▸ **Problem details**: Say how many lines in the data below contain the word "projet", and give no other text.

▸ **Data for the task**:
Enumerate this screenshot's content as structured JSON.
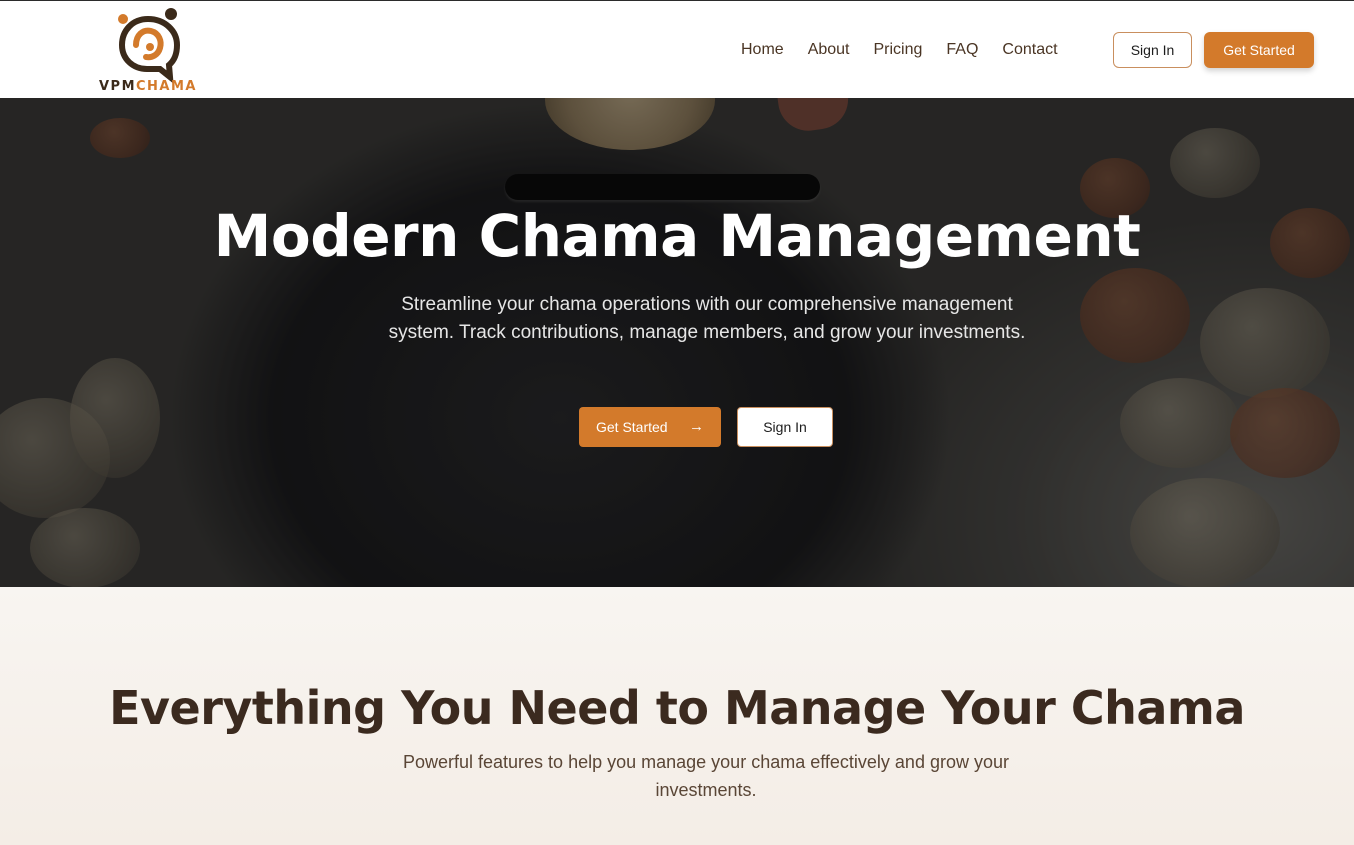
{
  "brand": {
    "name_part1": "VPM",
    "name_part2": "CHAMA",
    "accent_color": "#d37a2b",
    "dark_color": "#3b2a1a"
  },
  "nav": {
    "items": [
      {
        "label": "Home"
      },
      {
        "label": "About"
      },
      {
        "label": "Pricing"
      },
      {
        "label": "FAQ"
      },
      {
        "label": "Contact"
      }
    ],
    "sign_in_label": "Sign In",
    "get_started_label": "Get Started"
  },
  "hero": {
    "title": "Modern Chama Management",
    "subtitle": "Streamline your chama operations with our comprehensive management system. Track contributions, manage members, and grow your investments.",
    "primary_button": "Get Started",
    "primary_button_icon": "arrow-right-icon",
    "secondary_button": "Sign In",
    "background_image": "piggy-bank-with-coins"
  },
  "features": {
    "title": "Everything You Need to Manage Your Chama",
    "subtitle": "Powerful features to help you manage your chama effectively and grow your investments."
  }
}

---

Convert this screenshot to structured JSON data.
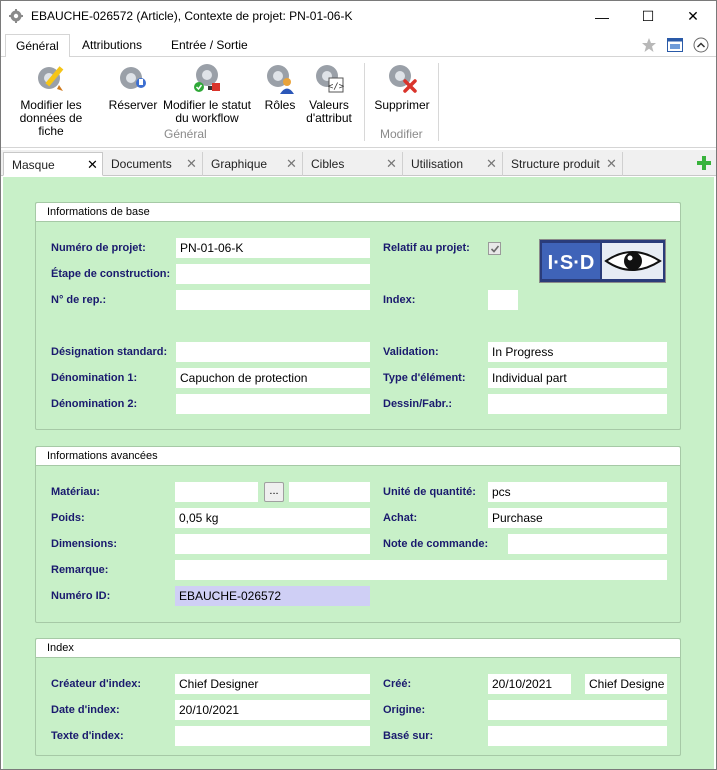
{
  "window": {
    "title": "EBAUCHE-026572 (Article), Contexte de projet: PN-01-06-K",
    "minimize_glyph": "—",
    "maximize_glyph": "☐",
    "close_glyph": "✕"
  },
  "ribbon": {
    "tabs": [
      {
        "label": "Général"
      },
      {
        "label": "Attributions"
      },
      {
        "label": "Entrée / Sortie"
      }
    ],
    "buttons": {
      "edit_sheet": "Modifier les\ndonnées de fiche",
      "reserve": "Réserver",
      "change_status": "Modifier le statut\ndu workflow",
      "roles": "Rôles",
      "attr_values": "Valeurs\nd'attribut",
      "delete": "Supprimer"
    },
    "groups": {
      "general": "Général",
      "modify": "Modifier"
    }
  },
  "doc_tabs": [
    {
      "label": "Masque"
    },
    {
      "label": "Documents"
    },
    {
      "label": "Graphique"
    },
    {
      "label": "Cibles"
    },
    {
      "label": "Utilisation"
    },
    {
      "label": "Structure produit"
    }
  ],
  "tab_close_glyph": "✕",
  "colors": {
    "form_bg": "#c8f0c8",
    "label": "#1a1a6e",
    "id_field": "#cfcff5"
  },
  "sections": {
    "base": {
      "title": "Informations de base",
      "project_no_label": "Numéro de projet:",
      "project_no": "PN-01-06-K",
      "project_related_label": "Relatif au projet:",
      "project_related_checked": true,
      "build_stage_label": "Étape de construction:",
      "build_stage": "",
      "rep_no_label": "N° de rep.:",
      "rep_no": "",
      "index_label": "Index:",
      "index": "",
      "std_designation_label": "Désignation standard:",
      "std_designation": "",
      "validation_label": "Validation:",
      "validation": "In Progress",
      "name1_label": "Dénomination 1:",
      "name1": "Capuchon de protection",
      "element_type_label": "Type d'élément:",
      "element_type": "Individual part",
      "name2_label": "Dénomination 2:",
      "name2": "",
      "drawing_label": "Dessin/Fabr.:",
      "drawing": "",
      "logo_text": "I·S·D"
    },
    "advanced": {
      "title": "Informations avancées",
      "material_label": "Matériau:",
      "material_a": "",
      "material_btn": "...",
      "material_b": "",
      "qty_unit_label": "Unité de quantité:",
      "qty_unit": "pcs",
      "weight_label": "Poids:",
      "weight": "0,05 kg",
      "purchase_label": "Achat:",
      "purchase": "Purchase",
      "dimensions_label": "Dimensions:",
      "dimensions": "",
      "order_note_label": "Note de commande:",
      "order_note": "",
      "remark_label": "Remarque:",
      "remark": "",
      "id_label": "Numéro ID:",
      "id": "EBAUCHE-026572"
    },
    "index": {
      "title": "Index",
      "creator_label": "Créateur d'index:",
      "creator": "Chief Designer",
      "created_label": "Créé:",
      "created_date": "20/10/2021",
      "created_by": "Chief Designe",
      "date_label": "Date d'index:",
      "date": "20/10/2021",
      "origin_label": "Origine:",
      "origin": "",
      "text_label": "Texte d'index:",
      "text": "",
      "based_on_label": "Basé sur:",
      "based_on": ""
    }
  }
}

▸ **Result of the task**: 3